A one-point decline on the FIM scale, in this case from 5.29 to 4.09, represents a change in the amount of care required, Mann said. A decline from 5 to 4, for example, represents a change from "supervision only" to "minimal assist," he noted.
UB researchers are following both groups to monitor differences in functional status and health-related expenditures over time. "Low-cost assistive technology and environmental interventions may prevent and postpone morbidity in the frail elderly," Mann said. "As our aging population grows, obtaining definitive answers on the usefulness and cost effectiveness of these interventions become increasingly important."
Additional researchers on the study were Kenneth J. Ottenbacher, Ph.D., of the School of Allied Health Sciences, University of Texas Medical Branch, Galveston; Linda Fraas and Machiko Tomita, Ph.D., of the UB Department of Occupational Therapy, and Carl V. Granger, M.D., of the Center for Functional Assessment Research in the UB School of Medicine and Biomedical Sciences.

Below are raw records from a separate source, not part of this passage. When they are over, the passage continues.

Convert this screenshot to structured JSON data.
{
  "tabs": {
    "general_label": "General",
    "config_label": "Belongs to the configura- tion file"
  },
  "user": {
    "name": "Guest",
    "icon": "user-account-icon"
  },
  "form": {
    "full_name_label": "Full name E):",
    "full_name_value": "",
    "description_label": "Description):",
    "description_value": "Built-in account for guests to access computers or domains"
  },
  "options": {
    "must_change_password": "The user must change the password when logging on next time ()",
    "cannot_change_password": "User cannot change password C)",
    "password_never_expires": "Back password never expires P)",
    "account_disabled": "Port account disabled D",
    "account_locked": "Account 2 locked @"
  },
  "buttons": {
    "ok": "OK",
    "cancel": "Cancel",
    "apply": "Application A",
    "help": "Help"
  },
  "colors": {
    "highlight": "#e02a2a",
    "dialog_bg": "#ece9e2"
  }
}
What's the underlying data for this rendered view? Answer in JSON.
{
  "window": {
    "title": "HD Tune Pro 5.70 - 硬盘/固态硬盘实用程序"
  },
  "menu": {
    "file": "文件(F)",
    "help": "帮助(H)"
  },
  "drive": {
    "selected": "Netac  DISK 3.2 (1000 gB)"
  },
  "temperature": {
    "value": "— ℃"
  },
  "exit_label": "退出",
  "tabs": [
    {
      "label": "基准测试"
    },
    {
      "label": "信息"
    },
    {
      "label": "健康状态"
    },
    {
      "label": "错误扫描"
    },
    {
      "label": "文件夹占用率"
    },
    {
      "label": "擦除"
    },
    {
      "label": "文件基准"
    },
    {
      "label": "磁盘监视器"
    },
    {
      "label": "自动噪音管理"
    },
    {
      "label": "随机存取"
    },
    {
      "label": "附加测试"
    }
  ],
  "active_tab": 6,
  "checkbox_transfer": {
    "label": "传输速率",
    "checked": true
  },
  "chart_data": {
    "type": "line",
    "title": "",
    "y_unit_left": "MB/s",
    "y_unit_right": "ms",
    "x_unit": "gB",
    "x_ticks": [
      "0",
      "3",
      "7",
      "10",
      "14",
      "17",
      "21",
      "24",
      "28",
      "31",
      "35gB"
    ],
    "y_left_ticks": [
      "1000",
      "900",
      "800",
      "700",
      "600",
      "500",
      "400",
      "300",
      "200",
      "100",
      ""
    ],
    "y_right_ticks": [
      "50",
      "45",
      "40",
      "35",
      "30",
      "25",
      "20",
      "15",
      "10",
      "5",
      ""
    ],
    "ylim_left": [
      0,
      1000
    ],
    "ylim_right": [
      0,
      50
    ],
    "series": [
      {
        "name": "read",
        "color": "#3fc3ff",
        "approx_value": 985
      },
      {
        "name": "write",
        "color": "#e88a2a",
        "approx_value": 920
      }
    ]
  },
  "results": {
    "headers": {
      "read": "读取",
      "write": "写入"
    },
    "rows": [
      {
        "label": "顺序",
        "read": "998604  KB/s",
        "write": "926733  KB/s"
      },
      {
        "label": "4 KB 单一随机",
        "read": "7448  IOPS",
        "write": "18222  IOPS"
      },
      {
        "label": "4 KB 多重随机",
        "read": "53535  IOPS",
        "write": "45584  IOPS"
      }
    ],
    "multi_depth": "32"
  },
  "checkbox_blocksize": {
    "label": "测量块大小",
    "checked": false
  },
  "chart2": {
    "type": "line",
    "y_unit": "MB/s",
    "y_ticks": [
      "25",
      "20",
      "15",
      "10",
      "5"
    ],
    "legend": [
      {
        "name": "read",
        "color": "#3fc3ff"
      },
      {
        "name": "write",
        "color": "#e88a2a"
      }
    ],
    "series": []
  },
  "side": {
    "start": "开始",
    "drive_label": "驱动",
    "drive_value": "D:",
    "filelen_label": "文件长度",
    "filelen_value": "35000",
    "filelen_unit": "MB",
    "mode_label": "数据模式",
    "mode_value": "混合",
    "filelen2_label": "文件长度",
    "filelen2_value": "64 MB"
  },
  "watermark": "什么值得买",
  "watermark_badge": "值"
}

The research was supported by the National Institute on Disability and Rehabilitation Research in the U.S Department of Education, the U.S. Department of Health and Human Services, and the AARP Andrus Foundation.